WORKING DATA
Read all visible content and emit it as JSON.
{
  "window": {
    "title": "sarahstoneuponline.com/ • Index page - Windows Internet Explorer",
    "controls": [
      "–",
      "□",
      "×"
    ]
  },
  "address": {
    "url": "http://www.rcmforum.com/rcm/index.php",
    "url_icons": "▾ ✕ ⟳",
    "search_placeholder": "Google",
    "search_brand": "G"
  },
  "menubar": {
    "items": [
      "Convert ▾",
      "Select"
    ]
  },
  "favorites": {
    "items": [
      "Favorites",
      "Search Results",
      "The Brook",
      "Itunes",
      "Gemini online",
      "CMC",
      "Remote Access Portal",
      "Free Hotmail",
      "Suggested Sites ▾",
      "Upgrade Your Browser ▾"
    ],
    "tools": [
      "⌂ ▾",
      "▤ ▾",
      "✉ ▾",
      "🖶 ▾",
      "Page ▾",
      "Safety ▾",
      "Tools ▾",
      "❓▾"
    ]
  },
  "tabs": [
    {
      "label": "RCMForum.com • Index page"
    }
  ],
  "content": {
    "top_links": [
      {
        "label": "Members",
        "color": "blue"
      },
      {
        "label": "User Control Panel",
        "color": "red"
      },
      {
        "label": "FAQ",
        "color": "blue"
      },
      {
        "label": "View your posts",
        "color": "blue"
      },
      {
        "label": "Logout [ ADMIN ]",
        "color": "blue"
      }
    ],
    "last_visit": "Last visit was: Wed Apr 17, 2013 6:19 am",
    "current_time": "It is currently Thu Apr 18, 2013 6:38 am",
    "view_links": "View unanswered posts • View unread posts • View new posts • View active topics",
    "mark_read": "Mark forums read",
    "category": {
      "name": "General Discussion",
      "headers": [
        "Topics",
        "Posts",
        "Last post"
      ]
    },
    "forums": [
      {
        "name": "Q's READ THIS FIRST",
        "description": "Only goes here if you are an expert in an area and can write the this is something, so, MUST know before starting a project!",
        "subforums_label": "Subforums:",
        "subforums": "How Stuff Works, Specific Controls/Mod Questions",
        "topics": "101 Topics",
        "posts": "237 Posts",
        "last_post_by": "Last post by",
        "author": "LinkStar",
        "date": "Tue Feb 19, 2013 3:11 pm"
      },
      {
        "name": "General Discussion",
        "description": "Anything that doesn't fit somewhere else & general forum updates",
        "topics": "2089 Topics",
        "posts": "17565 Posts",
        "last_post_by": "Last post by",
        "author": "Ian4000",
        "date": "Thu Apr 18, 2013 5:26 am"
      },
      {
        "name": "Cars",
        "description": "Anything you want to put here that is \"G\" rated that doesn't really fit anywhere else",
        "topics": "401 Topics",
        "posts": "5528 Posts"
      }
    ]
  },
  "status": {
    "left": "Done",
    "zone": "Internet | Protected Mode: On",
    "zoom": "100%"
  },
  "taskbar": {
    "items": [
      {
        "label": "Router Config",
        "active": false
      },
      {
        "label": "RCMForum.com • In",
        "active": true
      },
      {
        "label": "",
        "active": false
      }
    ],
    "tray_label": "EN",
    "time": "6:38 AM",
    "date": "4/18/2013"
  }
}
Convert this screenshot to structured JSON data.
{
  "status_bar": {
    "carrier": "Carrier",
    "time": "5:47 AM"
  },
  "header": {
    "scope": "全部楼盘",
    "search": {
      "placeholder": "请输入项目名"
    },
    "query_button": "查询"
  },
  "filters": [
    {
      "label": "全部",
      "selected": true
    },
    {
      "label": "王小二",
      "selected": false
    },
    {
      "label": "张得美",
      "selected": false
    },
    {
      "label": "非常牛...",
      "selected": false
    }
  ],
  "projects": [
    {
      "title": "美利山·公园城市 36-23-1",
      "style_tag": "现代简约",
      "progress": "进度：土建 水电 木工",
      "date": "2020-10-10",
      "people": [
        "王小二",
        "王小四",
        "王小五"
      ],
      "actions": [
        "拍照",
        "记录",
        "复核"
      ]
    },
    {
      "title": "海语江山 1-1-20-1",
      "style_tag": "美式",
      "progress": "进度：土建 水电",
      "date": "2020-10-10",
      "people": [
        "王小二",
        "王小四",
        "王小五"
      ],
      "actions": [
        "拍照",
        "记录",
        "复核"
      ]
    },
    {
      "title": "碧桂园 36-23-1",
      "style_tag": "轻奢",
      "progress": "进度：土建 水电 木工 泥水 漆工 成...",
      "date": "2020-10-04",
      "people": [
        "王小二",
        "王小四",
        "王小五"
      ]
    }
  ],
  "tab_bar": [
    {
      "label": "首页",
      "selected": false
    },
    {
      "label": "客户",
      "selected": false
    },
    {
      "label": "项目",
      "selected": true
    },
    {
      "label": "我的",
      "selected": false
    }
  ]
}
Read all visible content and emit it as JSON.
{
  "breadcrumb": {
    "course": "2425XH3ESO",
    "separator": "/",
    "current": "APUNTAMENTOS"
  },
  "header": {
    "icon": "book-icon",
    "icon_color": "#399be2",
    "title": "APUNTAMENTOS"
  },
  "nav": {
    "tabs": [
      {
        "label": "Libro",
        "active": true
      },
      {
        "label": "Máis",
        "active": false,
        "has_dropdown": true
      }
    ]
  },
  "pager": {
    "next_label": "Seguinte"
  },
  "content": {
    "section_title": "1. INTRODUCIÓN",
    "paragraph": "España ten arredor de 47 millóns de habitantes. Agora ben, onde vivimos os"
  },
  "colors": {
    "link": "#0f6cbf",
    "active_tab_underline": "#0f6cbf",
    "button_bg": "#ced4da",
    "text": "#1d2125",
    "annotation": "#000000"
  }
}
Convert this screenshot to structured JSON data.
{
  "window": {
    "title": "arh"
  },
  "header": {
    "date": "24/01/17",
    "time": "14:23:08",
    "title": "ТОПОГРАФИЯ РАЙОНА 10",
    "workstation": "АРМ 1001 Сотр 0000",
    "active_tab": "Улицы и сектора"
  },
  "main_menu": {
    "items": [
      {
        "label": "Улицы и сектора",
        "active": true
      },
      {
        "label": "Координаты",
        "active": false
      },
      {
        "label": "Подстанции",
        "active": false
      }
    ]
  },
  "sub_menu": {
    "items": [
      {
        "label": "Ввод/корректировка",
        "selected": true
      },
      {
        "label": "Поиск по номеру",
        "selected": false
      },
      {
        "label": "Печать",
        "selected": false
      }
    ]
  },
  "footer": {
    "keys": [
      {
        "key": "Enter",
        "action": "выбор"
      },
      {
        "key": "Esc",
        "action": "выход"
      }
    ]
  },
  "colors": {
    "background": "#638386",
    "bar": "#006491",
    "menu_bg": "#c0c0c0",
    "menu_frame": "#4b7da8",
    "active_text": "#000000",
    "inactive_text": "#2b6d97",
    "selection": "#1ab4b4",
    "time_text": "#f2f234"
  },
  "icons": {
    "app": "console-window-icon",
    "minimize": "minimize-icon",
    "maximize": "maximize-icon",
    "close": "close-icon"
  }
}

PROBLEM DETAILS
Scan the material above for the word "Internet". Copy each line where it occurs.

EXERCISE ANSWER
    "title": "sarahstoneuponline.com/ • Index page - Windows Internet Explorer",
    "zone": "Internet | Protected Mode: On",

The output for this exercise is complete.